“Because of my mother, I was born HIV-free,’ she said.
Five-year-old Claire Asekenye was one of the HIV-negative children born to HIV-positive mothers picked to testify, before First Lady Janet Museveni launched the eMTC campaign in Teso sub-region on July 31 at Soroti Boma grounds.
It instantly worked up her audience, which responded with a thunderous applause. The First Lady, who is the national champion of the elimination of Mother-to-Child Transmission (eMCT) campaign, clapped in acknowledgement.
Standing by her daughter on the stage, Claire’s mother, Miriam Esimu, wore a satisfied parent’s smile.
“I feel great to have an HIV-free child; I’m proud of her,” said the 40-year-old Esimu, whose first-born, Eric Esimu, is HIV- positive.
In an interview on July 30, Esimu spoke fondly of Claire, whom she said plays big roles in their day-to-day family life.
“Claire always reminds us to swallow our drugs,” said Esimu, who has lived with the deadly virus for 15 years.
Before giving birth to Claire, Esimu was not only depressed by HIV/Aids-related illnesses, she also thought of not bearing a girl child. There was also the reality of her only child then, Eric, being HIV-positive.
But it was a big sigh of relief in November 2010 when she delivered Claire, who tested HIV-negative, thanks to the treatment she had accessed through the eMTC programme during her pregnancy.
By giving testimony about Claire’s status, Esimu and other HIV-positive mothers, who got drugs at Soroti Regional Referral Hospital and gave birth to healthy babies want to send a multiplier message to the general public to embrace the eMTC programme whose benefits are availed free of charge at government health facilities in the region.
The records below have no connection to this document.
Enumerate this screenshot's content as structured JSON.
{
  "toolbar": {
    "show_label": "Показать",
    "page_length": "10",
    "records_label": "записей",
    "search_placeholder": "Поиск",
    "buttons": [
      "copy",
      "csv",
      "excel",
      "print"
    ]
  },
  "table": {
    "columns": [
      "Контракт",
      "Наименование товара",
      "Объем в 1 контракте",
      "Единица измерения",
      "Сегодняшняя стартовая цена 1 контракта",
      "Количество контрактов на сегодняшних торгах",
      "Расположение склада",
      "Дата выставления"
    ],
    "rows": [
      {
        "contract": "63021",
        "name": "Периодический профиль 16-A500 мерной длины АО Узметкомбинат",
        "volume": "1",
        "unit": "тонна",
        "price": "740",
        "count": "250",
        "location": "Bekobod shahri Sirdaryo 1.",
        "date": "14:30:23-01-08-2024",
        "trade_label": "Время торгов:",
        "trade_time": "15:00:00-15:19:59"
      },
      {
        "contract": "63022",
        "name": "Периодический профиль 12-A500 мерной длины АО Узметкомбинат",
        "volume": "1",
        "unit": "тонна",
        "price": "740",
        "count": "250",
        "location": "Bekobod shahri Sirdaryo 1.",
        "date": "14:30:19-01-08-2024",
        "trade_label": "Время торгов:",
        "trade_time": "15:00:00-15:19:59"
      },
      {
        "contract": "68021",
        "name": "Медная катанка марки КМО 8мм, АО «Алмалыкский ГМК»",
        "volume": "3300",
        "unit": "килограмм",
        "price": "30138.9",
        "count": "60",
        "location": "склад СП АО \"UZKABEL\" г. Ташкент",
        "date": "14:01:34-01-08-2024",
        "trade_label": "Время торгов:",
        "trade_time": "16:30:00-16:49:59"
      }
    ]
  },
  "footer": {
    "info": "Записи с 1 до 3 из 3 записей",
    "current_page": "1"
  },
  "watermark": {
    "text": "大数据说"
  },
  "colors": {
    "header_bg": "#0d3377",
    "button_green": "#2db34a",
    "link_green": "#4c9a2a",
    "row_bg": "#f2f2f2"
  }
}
It’s also against such successes so far that officials are optimistic Uganda can rid the next generation of HIV. Musa Bungudu, the country coordinator of the joint United Nations Programme on HIV/AIDS (Unaids), says Uganda’s success in reducing mother-to-child HIV transmission by more than three fold shows that the country could bring down-infections to as low as 5, 000 by the end of this year.
According to official statistics, Uganda has so far scored remarkable success in preventing transmission of HIV from mothers to children, with infections reducing from 27,660 in 2011 to 9,629 in 2013.
At the launch of the campaign three years ago, the government set an ambitious target of eliminating the transmission of HIV from mothers to their children by the end 2015. Bungudu says that between 60 and 67% of HIV+ children are not enrolled on treatment yet drugs are available.
“In future authorities should consider testing all school-going children for HIV as a starting point,” Bungudu suggests.
In her remarks, Janet Museveni called on men in Teso region to support their spouses during pregnancy to attend ante natal clinics at least four times for professional advice.
“This campaign is about galvanizing the people of Uganda to become so angry to commit that HIV will not hurt the next generation. I call on men to hold hands for nine months with their wives to bring HIV-free babies to the world,” the First Lady said.